@kirkisrael: Yes, for now it works exactly the same. The didInsertElement() -function is a so-called prototype extension, and it seems like the Ember core team wants to move away from that in the future which is why I use decorator-style methods instead. :-)

Kirk Israel

Looking at it more... as you say, "afterRender" is critical in this case (though my coworker has some other examples of similar things that didn't need to do that). But he points out

focusOnTextarea: Ember.on('didInsertElement', function() {

can be replaced with

didInsertElement() {

are those about the same?

Andy Pickler

Small thing...at this point in the source we don't need a comma at the end of Ember.inject.service() , because we don't have anything after in the Ember.Component.extend argument.

Daniel Jeffery

But then in the code block below there is ... :P!

Leave out at own peril ;)

Manvendra Singh

It's really a fun to see these types of comments here on this topic of injecting the service.. :D

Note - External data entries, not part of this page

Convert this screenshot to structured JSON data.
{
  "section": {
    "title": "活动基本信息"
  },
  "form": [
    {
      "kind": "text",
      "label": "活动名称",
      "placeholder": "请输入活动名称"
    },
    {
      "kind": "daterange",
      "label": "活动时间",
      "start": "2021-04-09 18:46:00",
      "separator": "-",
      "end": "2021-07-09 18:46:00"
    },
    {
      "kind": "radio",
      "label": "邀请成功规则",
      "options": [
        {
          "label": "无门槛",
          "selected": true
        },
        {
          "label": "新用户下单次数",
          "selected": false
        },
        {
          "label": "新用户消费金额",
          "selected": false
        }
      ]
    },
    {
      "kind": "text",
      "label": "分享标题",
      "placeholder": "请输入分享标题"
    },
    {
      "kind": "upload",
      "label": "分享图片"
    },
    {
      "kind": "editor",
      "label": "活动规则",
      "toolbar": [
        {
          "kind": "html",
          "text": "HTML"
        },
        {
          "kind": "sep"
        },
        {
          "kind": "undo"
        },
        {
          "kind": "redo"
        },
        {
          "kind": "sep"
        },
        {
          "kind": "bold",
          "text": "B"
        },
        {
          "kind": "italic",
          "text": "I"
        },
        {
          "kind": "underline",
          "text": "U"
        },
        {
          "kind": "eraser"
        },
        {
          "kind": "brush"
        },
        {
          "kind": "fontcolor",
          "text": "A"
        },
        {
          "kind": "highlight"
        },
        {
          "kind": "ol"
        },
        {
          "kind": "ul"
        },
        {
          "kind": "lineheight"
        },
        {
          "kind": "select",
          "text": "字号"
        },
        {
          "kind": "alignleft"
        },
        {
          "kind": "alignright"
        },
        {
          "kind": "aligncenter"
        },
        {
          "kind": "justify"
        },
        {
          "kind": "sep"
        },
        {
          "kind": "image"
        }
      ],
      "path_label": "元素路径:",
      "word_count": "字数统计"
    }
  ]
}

Daniel Jeffery

Haha yeah!

Lynn Alexander

I'm getting a build error on this and the next one: <b style="color: rgb(0, 0, 0); font-size: 1em;">A block may only be used inside an HTML element or another block.</b>

Malik Dixon

Hello Tristan. I am getting an error which states the following: Assertion failed: A helper named 'compose-modal' could not be found. I can use some assistance with this one.

Tristan Edwards

@malikdixon47: That means that the compose-modal component hasn't been created. Maybe you mistyped something in the last bash command? Make sure that there's a folder at /app/components/compose-modal

Lynn Alexander

ok now it is showing, but it is open as soon as browser opens and can't close. What did I do wrong?

Lynn Alexander

never mind, forgot if statement

Alex Molina

<p class="p1">app/home/controller.js</p>

Tom Kay

"z-index: 999;" results in ember-modal-overlay laying on top of the ember-modal-dialog which has a z-index of 50. I had to remove this line in order to get proper behaviour.

Michael Bernal

Thank you for your comment!!! I too had this issue

William Fleming

Right on Tom. Dealt with the same issue.

William Fleming

Now set to: .ember-modal-overlay.translucent { background-color: rgba(#4C574A, 0.6); }

Ben Kolera

I also had to change the dialog selector to '.ember-modal-dialog.ember-modal-dialog-center' since '.ember-modal-dialog' was less specific than a style applying from the base style and was not doing the overriding we wanted.

Mark Carlson

Looking at .ember-modal-dialog: background-color: $bg-color; Is $bg-color defined somewhere?

Tristan Edwards

@markcarlson: $bg-color is in layout.scss (sorry for the late answer) :)

Mark Carlson

@tristan: You're right! Interestingly, my screen doesn't look right here. Seems as though the .ember-modal-dialog class from ember-modal-appearance.scss is taking precedence over the class in ui.scss.

Malik Dixon

Hey Tristan, When you input the information in the chirp, The chirp button is clicked and the modal widow will not close. I can use some assistance with this.

Tristan Edwards

@malikdixon47: Are you bubbling up the dismiss-action throughthis.attrs.dismiss() after posting? Also, check your JavaScript console to see if there are any errors there. :)

Malik Dixon

There are no errors in the console and this.attrs.dismiss(); is there as instructed.

Malik Dixon

Awaiting further instructions.

Tristan Edwards

@malikdixon47: I cannot reproduce the issue, even with updated package versions. I think the only way I could debug your particular issue would be if you uploaded your project to GitHub!

Malik Dixon

I have done that already. https://github.com/mdixon47/chirper please let me know what you see.

Malik Dixon

Thank you for the assist.

Tristan Edwards

@malikdixon47: Alright, seems like you forgot the if-statement in the template file. I submitted a pull request for you with the fix.